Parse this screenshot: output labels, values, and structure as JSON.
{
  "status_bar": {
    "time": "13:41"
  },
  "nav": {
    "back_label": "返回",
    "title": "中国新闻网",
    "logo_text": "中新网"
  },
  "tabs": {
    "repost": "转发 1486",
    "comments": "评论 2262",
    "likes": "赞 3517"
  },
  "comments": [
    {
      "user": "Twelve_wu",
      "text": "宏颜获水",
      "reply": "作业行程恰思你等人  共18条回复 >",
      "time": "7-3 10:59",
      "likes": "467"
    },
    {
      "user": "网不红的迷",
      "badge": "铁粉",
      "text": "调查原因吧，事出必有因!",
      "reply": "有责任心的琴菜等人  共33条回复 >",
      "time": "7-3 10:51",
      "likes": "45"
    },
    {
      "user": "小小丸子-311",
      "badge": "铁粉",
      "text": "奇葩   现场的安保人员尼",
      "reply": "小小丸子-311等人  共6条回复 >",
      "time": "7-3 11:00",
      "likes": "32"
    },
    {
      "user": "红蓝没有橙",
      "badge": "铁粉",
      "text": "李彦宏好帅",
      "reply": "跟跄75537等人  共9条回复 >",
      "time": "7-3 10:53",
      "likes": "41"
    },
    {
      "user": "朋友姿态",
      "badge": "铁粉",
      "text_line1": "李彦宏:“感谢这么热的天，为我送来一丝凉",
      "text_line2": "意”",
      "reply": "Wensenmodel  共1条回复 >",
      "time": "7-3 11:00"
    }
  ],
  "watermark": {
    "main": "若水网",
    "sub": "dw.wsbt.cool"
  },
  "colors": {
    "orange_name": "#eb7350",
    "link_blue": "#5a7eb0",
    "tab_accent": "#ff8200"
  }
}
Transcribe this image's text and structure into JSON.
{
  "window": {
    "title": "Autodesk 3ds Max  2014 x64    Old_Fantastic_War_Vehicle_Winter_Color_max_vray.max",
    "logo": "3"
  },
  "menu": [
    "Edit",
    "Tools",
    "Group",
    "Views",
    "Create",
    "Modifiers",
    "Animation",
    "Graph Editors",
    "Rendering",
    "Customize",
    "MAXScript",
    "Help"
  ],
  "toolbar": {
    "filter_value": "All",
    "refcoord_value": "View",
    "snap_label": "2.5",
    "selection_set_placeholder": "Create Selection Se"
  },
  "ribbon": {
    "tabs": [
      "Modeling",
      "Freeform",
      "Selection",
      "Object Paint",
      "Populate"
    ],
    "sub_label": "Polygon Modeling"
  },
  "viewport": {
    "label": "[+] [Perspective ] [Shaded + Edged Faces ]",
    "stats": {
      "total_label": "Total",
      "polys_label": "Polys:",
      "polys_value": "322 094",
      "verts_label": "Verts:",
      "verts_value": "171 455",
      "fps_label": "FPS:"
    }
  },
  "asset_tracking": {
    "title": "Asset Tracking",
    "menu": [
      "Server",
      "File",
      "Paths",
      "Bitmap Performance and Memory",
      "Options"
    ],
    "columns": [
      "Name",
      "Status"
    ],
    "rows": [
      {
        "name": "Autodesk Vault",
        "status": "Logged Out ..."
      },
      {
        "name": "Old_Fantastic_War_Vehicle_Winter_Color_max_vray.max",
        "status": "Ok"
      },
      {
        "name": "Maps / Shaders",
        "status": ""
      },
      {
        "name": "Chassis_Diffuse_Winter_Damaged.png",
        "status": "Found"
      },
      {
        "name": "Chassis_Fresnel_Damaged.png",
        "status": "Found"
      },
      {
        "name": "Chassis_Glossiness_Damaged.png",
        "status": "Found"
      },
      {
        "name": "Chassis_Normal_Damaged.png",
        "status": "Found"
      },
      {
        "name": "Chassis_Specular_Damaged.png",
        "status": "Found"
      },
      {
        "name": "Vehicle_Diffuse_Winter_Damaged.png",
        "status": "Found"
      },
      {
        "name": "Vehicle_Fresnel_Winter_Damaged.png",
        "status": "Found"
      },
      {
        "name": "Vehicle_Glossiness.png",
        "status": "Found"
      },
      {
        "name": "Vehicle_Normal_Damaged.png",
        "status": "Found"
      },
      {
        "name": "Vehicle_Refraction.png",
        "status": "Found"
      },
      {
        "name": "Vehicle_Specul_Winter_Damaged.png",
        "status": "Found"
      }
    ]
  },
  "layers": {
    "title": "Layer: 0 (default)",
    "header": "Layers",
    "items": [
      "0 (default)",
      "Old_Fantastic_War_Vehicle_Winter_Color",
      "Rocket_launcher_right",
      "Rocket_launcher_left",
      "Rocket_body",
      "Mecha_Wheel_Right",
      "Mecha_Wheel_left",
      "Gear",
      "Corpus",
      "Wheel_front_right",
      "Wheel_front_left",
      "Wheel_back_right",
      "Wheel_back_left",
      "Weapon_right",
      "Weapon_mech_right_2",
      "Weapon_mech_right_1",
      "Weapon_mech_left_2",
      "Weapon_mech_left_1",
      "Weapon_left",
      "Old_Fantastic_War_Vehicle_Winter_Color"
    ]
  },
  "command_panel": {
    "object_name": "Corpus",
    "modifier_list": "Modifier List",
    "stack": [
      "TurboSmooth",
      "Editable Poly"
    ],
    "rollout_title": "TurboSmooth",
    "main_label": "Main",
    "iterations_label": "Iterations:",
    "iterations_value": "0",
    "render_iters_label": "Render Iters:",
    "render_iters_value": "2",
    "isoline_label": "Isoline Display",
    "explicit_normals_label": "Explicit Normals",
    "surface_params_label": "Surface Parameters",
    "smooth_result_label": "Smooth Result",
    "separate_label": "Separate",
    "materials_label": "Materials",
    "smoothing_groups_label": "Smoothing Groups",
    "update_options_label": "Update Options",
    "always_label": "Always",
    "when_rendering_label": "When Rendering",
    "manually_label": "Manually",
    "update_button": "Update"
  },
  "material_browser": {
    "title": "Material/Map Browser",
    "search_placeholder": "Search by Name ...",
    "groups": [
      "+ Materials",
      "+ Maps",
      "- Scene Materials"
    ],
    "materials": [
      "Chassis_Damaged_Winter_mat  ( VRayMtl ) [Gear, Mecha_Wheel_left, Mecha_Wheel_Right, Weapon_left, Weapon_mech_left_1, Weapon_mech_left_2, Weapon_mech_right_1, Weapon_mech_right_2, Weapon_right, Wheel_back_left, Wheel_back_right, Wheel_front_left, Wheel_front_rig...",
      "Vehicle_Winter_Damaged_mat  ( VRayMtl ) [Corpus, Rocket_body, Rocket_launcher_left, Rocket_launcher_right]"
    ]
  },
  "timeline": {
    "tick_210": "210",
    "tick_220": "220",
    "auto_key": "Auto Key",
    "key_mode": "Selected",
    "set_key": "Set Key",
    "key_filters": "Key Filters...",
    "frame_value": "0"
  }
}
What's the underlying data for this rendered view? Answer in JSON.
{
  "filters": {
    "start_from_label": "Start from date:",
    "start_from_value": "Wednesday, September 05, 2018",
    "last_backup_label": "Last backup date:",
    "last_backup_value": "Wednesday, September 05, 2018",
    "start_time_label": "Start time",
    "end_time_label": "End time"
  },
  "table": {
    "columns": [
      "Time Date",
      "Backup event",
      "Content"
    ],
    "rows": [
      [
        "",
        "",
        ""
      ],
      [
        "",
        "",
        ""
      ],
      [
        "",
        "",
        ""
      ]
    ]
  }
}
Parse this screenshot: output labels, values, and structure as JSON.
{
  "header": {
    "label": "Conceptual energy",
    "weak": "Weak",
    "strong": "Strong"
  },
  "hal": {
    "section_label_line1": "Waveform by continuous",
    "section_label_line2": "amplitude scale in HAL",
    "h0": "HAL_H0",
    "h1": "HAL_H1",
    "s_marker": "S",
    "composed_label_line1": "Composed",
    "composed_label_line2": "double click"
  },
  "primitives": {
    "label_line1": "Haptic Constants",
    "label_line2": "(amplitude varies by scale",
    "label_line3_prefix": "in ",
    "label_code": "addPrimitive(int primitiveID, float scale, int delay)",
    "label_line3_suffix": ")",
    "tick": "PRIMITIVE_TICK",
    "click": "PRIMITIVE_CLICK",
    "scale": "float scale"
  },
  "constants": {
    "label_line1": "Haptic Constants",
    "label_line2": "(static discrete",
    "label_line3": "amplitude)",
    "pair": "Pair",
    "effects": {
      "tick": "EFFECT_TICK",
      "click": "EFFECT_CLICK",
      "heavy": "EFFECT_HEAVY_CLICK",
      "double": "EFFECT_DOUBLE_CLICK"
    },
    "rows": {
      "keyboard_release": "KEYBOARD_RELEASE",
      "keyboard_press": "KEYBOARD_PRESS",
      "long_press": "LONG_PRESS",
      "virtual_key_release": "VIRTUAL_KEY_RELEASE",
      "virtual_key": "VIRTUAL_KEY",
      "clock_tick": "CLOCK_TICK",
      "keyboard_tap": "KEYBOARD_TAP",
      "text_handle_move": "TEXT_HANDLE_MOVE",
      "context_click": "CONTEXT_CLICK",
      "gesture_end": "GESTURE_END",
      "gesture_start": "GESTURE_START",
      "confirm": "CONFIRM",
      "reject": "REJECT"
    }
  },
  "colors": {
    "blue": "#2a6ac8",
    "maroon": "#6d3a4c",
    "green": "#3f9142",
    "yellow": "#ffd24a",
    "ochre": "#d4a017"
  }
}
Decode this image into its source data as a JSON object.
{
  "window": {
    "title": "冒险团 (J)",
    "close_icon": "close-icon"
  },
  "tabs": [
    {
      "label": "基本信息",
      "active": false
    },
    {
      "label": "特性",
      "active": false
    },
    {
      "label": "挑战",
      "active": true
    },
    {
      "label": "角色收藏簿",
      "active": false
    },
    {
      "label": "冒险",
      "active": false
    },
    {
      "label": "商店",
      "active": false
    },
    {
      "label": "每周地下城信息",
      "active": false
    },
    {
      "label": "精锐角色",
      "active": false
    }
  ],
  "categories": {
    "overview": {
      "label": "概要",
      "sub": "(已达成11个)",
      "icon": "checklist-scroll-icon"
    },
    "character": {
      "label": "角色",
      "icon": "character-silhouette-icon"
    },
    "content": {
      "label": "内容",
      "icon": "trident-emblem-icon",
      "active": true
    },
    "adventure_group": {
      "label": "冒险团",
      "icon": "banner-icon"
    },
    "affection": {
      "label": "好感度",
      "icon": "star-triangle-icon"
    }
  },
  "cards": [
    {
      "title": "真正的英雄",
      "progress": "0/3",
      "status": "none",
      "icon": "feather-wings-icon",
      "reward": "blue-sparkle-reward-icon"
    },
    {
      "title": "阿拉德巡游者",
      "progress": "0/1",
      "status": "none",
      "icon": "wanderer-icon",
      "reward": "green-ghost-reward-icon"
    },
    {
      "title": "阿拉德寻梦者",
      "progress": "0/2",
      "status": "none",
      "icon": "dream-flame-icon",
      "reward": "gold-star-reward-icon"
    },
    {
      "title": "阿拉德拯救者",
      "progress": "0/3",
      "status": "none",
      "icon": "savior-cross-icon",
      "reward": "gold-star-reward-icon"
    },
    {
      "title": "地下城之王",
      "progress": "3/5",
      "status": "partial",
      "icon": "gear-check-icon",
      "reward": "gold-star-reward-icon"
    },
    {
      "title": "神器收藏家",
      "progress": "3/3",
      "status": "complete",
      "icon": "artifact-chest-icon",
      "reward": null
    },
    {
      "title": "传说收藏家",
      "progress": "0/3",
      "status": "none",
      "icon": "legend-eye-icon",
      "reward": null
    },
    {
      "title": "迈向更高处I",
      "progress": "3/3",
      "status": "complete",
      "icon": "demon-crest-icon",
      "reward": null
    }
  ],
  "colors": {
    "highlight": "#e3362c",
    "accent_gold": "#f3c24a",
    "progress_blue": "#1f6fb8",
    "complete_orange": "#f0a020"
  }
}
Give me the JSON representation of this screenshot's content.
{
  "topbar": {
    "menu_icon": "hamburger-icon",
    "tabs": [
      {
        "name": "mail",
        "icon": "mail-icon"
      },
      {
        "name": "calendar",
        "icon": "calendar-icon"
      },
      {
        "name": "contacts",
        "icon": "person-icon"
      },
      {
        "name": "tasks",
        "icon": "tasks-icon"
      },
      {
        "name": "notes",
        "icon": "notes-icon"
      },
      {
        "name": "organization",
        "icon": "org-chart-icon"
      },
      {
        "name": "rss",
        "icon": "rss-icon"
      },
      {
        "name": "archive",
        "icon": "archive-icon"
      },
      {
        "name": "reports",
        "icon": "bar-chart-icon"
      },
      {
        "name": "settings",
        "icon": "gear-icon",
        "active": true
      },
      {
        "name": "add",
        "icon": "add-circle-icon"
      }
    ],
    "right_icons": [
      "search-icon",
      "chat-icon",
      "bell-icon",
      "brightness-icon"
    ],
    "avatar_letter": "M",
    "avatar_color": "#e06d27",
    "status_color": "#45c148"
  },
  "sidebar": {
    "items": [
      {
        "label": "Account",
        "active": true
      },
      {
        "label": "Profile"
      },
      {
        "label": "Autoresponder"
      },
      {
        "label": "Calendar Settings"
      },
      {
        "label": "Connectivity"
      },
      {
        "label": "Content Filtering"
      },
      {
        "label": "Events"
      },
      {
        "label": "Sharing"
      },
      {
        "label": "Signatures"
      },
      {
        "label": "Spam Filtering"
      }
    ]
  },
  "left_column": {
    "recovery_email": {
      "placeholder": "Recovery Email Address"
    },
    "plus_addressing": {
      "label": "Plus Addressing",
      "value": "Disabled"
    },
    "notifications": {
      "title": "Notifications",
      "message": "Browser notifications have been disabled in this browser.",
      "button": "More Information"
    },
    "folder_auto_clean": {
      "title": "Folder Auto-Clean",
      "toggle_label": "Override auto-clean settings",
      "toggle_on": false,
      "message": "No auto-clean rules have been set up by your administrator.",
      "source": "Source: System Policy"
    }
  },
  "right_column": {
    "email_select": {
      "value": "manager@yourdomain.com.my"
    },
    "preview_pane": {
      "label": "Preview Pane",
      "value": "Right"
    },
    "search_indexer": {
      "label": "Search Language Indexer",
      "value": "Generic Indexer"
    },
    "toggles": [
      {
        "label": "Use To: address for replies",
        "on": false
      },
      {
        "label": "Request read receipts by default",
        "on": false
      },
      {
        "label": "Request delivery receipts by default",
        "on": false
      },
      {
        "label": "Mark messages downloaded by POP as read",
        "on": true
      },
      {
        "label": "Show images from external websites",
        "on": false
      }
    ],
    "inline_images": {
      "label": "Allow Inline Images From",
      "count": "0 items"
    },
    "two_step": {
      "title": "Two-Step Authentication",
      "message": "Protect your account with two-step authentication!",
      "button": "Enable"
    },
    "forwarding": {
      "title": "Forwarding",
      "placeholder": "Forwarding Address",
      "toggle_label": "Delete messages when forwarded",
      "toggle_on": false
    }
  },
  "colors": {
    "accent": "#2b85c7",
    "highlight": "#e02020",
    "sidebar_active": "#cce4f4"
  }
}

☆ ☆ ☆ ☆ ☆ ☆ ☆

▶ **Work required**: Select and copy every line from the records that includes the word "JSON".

▶ **Expected answer**:
Parse this screenshot: output labels, values, and structure as JSON.
Transcribe this image's text and structure into JSON.
What's the underlying data for this rendered view? Answer in JSON.
Parse this screenshot: output labels, values, and structure as JSON.
Decode this image into its source data as a JSON object.
Give me the JSON representation of this screenshot's content.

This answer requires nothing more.